──────── Data for analysis
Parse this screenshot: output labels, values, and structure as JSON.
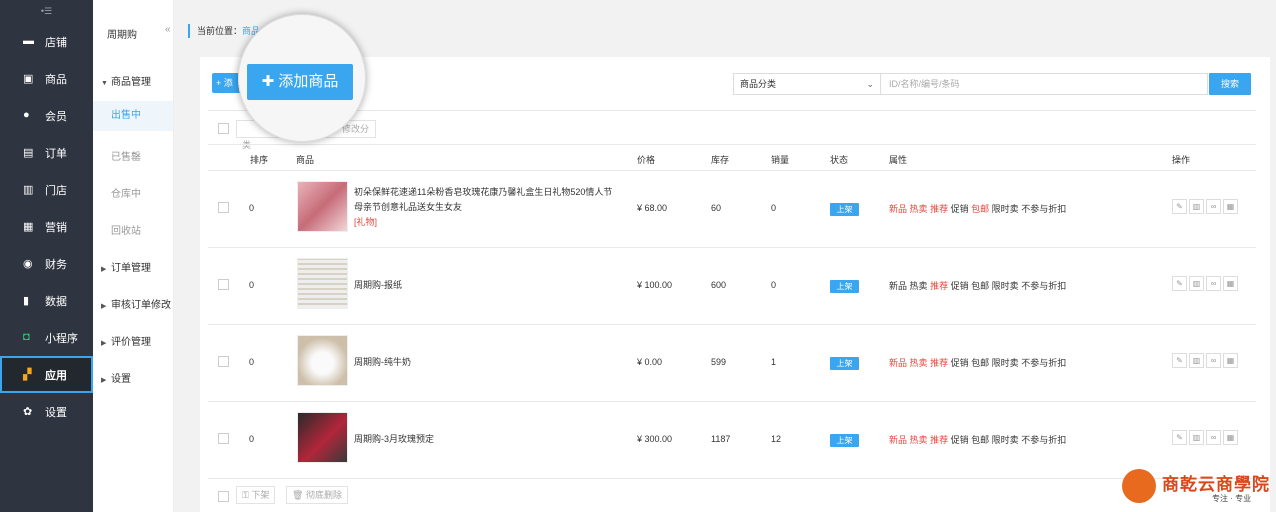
{
  "sidebar": {
    "items": [
      {
        "label": "店铺",
        "icon": "store-icon"
      },
      {
        "label": "商品",
        "icon": "goods-icon"
      },
      {
        "label": "会员",
        "icon": "member-icon"
      },
      {
        "label": "订单",
        "icon": "order-icon"
      },
      {
        "label": "门店",
        "icon": "shop-icon"
      },
      {
        "label": "营销",
        "icon": "marketing-icon"
      },
      {
        "label": "财务",
        "icon": "finance-icon"
      },
      {
        "label": "数据",
        "icon": "data-icon"
      },
      {
        "label": "小程序",
        "icon": "miniprogram-icon"
      },
      {
        "label": "应用",
        "icon": "apps-icon",
        "active": true
      },
      {
        "label": "设置",
        "icon": "gear-icon"
      }
    ]
  },
  "subnav": {
    "title": "周期购",
    "groups": [
      "商品管理",
      "订单管理",
      "审核订单修改",
      "评价管理",
      "设置"
    ],
    "items": [
      "出售中",
      "已售罄",
      "仓库中",
      "回收站"
    ]
  },
  "breadcrumb": {
    "prefix": "当前位置：",
    "link": "商品"
  },
  "toolbar": {
    "add_small": "+ 添",
    "add_label": "添加商品",
    "category_placeholder": "商品分类",
    "search_placeholder": "ID/名称/编号/条码",
    "search_button": "搜索",
    "batch_category": "修改分类",
    "bottom_off": "下架",
    "bottom_delete": "彻底删除"
  },
  "table": {
    "headers": [
      "排序",
      "商品",
      "价格",
      "库存",
      "销量",
      "状态",
      "属性",
      "操作"
    ],
    "rows": [
      {
        "order": "0",
        "name": "初朵保鲜花速递11朵粉香皂玫瑰花康乃馨礼盒生日礼物520情人节母亲节创意礼品送女生女友",
        "tag": "[礼物]",
        "price": "¥ 68.00",
        "stock": "60",
        "sales": "0",
        "status": "上架",
        "attrs": {
          "new": "新品",
          "hot": "热卖",
          "rec": "推荐",
          "promo": "促销",
          "free": "包邮",
          "limit": "限时卖",
          "nodisc": "不参与折扣"
        }
      },
      {
        "order": "0",
        "name": "周期购-报纸",
        "tag": "",
        "price": "¥ 100.00",
        "stock": "600",
        "sales": "0",
        "status": "上架",
        "attrs": {
          "new": "新品",
          "hot": "热卖",
          "rec": "推荐",
          "promo": "促销",
          "free": "包邮",
          "limit": "限时卖",
          "nodisc": "不参与折扣"
        }
      },
      {
        "order": "0",
        "name": "周期购-纯牛奶",
        "tag": "",
        "price": "¥ 0.00",
        "stock": "599",
        "sales": "1",
        "status": "上架",
        "attrs": {
          "new": "新品",
          "hot": "热卖",
          "rec": "推荐",
          "promo": "促销",
          "free": "包邮",
          "limit": "限时卖",
          "nodisc": "不参与折扣"
        }
      },
      {
        "order": "0",
        "name": "周期购-3月玫瑰预定",
        "tag": "",
        "price": "¥ 300.00",
        "stock": "1187",
        "sales": "12",
        "status": "上架",
        "attrs": {
          "new": "新品",
          "hot": "热卖",
          "rec": "推荐",
          "promo": "促销",
          "free": "包邮",
          "limit": "限时卖",
          "nodisc": "不参与折扣"
        }
      }
    ]
  },
  "logo": {
    "name": "商乾云商學院",
    "slogan": "专注 · 专业"
  },
  "colors": {
    "accent": "#3aa6f0",
    "sidebar": "#2f3540",
    "tag_red": "#e8453c"
  }
}
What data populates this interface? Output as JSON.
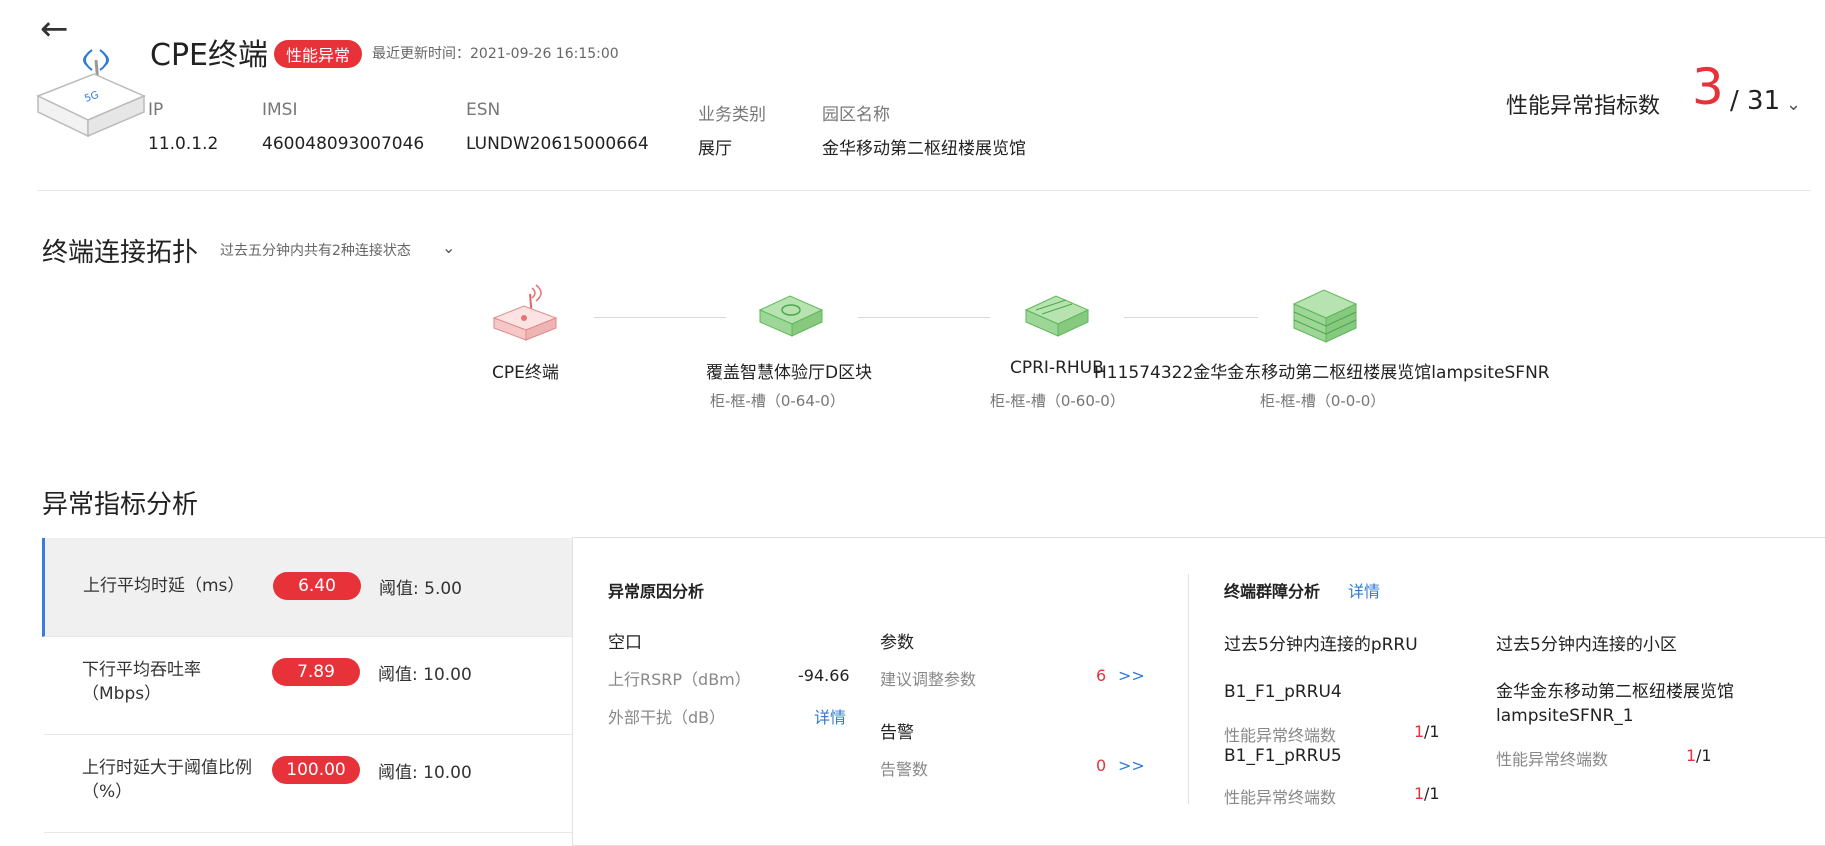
{
  "header": {
    "title": "CPE终端",
    "status_badge": "性能异常",
    "update_time": "最近更新时间：2021-09-26 16:15:00",
    "fields": [
      {
        "label": "IP",
        "value": "11.0.1.2"
      },
      {
        "label": "IMSI",
        "value": "460048093007046"
      },
      {
        "label": "ESN",
        "value": "LUNDW20615000664"
      },
      {
        "label": "业务类别",
        "value": "展厅"
      },
      {
        "label": "园区名称",
        "value": "金华移动第二枢纽楼展览馆"
      }
    ],
    "perf_label": "性能异常指标数",
    "perf_count": "3",
    "perf_total": "/ 31"
  },
  "topology": {
    "title": "终端连接拓扑",
    "subtitle": "过去五分钟内共有2种连接状态",
    "nodes": [
      {
        "label": "CPE终端",
        "sub": ""
      },
      {
        "label": "覆盖智慧体验厅D区块",
        "sub": "柜-框-槽（0-64-0）"
      },
      {
        "label": "CPRI-RHUB",
        "sub": "柜-框-槽（0-60-0）"
      },
      {
        "label": "H11574322金华金东移动第二枢纽楼展览馆lampsiteSFNR",
        "sub": "柜-框-槽（0-0-0）"
      }
    ]
  },
  "analysis": {
    "title": "异常指标分析",
    "metrics": [
      {
        "name": "上行平均时延（ms）",
        "value": "6.40",
        "threshold": "阈值: 5.00"
      },
      {
        "name": "下行平均吞吐率（Mbps）",
        "value": "7.89",
        "threshold": "阈值: 10.00"
      },
      {
        "name": "上行时延大于阈值比例（%）",
        "value": "100.00",
        "threshold": "阈值: 10.00"
      }
    ],
    "cause": {
      "title": "异常原因分析",
      "air_title": "空口",
      "rsrp_label": "上行RSRP（dBm）",
      "rsrp_value": "-94.66",
      "interference_label": "外部干扰（dB）",
      "detail_link": "详情",
      "param_title": "参数",
      "param_label": "建议调整参数",
      "param_value": "6",
      "alarm_title": "告警",
      "alarm_label": "告警数",
      "alarm_value": "0",
      "more": ">>"
    },
    "group": {
      "title": "终端群障分析",
      "detail_link": "详情",
      "prru_head": "过去5分钟内连接的pRRU",
      "cell_head": "过去5分钟内连接的小区",
      "abn_label": "性能异常终端数",
      "prru": [
        {
          "name": "B1_F1_pRRU4",
          "count": "1",
          "total": "/1"
        },
        {
          "name": "B1_F1_pRRU5",
          "count": "1",
          "total": "/1"
        }
      ],
      "cells": [
        {
          "name": "金华金东移动第二枢纽楼展览馆lampsiteSFNR_1",
          "count": "1",
          "total": "/1"
        }
      ]
    }
  }
}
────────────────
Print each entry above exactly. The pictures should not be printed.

Output.
Parse this screenshot: output labels, values, and structure as JSON.
{
  "sidebar": {
    "items": [
      {
        "label": "店铺",
        "icon": "store-icon"
      },
      {
        "label": "商品",
        "icon": "goods-icon"
      },
      {
        "label": "会员",
        "icon": "member-icon"
      },
      {
        "label": "订单",
        "icon": "order-icon"
      },
      {
        "label": "门店",
        "icon": "shop-icon"
      },
      {
        "label": "营销",
        "icon": "marketing-icon"
      },
      {
        "label": "财务",
        "icon": "finance-icon"
      },
      {
        "label": "数据",
        "icon": "data-icon"
      },
      {
        "label": "小程序",
        "icon": "miniprogram-icon"
      },
      {
        "label": "应用",
        "icon": "apps-icon",
        "active": true
      },
      {
        "label": "设置",
        "icon": "gear-icon"
      }
    ]
  },
  "subnav": {
    "title": "周期购",
    "groups": [
      "商品管理",
      "订单管理",
      "审核订单修改",
      "评价管理",
      "设置"
    ],
    "items": [
      "出售中",
      "已售罄",
      "仓库中",
      "回收站"
    ]
  },
  "breadcrumb": {
    "prefix": "当前位置：",
    "link": "商品"
  },
  "toolbar": {
    "add_small": "+ 添",
    "add_label": "添加商品",
    "category_placeholder": "商品分类",
    "search_placeholder": "ID/名称/编号/条码",
    "search_button": "搜索",
    "batch_category": "修改分类",
    "bottom_off": "下架",
    "bottom_delete": "彻底删除"
  },
  "table": {
    "headers": [
      "排序",
      "商品",
      "价格",
      "库存",
      "销量",
      "状态",
      "属性",
      "操作"
    ],
    "rows": [
      {
        "order": "0",
        "name": "初朵保鲜花速递11朵粉香皂玫瑰花康乃馨礼盒生日礼物520情人节母亲节创意礼品送女生女友",
        "tag": "[礼物]",
        "price": "¥ 68.00",
        "stock": "60",
        "sales": "0",
        "status": "上架",
        "attrs": {
          "new": "新品",
          "hot": "热卖",
          "rec": "推荐",
          "promo": "促销",
          "free": "包邮",
          "limit": "限时卖",
          "nodisc": "不参与折扣"
        }
      },
      {
        "order": "0",
        "name": "周期购-报纸",
        "tag": "",
        "price": "¥ 100.00",
        "stock": "600",
        "sales": "0",
        "status": "上架",
        "attrs": {
          "new": "新品",
          "hot": "热卖",
          "rec": "推荐",
          "promo": "促销",
          "free": "包邮",
          "limit": "限时卖",
          "nodisc": "不参与折扣"
        }
      },
      {
        "order": "0",
        "name": "周期购-纯牛奶",
        "tag": "",
        "price": "¥ 0.00",
        "stock": "599",
        "sales": "1",
        "status": "上架",
        "attrs": {
          "new": "新品",
          "hot": "热卖",
          "rec": "推荐",
          "promo": "促销",
          "free": "包邮",
          "limit": "限时卖",
          "nodisc": "不参与折扣"
        }
      },
      {
        "order": "0",
        "name": "周期购-3月玫瑰预定",
        "tag": "",
        "price": "¥ 300.00",
        "stock": "1187",
        "sales": "12",
        "status": "上架",
        "attrs": {
          "new": "新品",
          "hot": "热卖",
          "rec": "推荐",
          "promo": "促销",
          "free": "包邮",
          "limit": "限时卖",
          "nodisc": "不参与折扣"
        }
      }
    ]
  },
  "logo": {
    "name": "商乾云商學院",
    "slogan": "专注 · 专业"
  },
  "colors": {
    "accent": "#3aa6f0",
    "sidebar": "#2f3540",
    "tag_red": "#e8453c"
  }
}
What data populates this interface? Output as JSON.
{
  "header": {
    "title": "CPE终端",
    "status_badge": "性能异常",
    "update_time": "最近更新时间：2021-09-26 16:15:00",
    "fields": [
      {
        "label": "IP",
        "value": "11.0.1.2"
      },
      {
        "label": "IMSI",
        "value": "460048093007046"
      },
      {
        "label": "ESN",
        "value": "LUNDW20615000664"
      },
      {
        "label": "业务类别",
        "value": "展厅"
      },
      {
        "label": "园区名称",
        "value": "金华移动第二枢纽楼展览馆"
      }
    ],
    "perf_label": "性能异常指标数",
    "perf_count": "3",
    "perf_total": "/ 31"
  },
  "topology": {
    "title": "终端连接拓扑",
    "subtitle": "过去五分钟内共有2种连接状态",
    "nodes": [
      {
        "label": "CPE终端",
        "sub": ""
      },
      {
        "label": "覆盖智慧体验厅D区块",
        "sub": "柜-框-槽（0-64-0）"
      },
      {
        "label": "CPRI-RHUB",
        "sub": "柜-框-槽（0-60-0）"
      },
      {
        "label": "H11574322金华金东移动第二枢纽楼展览馆lampsiteSFNR",
        "sub": "柜-框-槽（0-0-0）"
      }
    ]
  },
  "analysis": {
    "title": "异常指标分析",
    "metrics": [
      {
        "name": "上行平均时延（ms）",
        "value": "6.40",
        "threshold": "阈值: 5.00"
      },
      {
        "name": "下行平均吞吐率（Mbps）",
        "value": "7.89",
        "threshold": "阈值: 10.00"
      },
      {
        "name": "上行时延大于阈值比例（%）",
        "value": "100.00",
        "threshold": "阈值: 10.00"
      }
    ],
    "cause": {
      "title": "异常原因分析",
      "air_title": "空口",
      "rsrp_label": "上行RSRP（dBm）",
      "rsrp_value": "-94.66",
      "interference_label": "外部干扰（dB）",
      "detail_link": "详情",
      "param_title": "参数",
      "param_label": "建议调整参数",
      "param_value": "6",
      "alarm_title": "告警",
      "alarm_label": "告警数",
      "alarm_value": "0",
      "more": ">>"
    },
    "group": {
      "title": "终端群障分析",
      "detail_link": "详情",
      "prru_head": "过去5分钟内连接的pRRU",
      "cell_head": "过去5分钟内连接的小区",
      "abn_label": "性能异常终端数",
      "prru": [
        {
          "name": "B1_F1_pRRU4",
          "count": "1",
          "total": "/1"
        },
        {
          "name": "B1_F1_pRRU5",
          "count": "1",
          "total": "/1"
        }
      ],
      "cells": [
        {
          "name": "金华金东移动第二枢纽楼展览馆lampsiteSFNR_1",
          "count": "1",
          "total": "/1"
        }
      ]
    }
  }
}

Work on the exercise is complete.